→ What you will do
Using the listing below, work out the number of lines in which "placeholder" appears; return only that figure.

→ Dataset records
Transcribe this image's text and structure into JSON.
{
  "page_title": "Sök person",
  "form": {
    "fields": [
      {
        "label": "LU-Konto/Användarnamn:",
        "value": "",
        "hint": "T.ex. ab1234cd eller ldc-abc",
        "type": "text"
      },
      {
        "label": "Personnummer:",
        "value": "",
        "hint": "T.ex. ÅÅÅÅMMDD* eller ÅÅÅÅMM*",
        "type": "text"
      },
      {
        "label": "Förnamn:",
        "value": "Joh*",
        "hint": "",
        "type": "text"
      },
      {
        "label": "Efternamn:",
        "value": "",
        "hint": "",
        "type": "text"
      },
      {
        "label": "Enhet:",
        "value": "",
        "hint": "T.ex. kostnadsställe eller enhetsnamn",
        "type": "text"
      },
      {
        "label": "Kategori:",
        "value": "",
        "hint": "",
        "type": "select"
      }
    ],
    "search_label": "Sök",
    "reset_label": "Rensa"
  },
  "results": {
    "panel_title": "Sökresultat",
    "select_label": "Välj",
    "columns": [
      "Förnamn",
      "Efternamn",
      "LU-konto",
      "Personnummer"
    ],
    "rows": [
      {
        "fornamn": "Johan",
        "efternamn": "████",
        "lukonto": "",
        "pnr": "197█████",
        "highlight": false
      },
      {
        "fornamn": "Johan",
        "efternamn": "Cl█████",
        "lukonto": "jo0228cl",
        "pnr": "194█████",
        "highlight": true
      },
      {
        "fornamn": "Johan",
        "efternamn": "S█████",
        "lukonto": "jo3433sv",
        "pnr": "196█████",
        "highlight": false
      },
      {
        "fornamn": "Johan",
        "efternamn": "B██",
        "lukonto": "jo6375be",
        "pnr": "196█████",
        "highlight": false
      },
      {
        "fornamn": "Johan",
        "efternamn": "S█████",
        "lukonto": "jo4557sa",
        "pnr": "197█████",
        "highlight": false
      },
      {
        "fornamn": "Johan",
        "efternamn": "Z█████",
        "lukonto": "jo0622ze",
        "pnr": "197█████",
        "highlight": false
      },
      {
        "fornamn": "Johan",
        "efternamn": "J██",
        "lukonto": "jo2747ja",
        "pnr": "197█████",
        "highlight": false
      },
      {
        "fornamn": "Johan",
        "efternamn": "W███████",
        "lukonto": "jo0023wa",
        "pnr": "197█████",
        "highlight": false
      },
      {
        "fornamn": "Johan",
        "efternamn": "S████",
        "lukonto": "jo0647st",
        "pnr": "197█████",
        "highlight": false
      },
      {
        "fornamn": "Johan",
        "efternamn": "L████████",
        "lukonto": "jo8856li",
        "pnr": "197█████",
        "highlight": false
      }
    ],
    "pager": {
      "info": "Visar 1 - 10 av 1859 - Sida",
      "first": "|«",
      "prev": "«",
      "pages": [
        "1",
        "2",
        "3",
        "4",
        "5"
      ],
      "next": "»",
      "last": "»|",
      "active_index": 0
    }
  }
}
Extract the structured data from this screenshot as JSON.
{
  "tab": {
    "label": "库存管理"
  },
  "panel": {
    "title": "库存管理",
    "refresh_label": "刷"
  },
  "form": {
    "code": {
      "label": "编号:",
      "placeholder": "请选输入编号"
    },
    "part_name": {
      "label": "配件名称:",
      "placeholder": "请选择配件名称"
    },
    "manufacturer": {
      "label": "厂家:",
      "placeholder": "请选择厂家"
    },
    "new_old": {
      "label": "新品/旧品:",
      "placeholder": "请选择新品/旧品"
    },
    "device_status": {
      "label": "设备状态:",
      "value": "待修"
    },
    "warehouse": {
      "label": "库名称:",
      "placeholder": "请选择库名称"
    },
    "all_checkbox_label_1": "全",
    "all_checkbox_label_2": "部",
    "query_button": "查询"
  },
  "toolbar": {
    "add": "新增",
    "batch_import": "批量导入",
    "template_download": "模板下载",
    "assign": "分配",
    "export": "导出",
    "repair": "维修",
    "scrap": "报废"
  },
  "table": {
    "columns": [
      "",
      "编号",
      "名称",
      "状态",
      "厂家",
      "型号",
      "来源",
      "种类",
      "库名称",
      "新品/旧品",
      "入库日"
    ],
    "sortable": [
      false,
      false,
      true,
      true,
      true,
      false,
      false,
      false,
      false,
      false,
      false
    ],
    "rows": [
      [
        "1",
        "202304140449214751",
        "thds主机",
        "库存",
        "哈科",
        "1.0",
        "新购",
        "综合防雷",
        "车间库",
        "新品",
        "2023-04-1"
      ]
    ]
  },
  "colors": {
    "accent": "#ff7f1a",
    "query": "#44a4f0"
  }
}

→ The completed task
5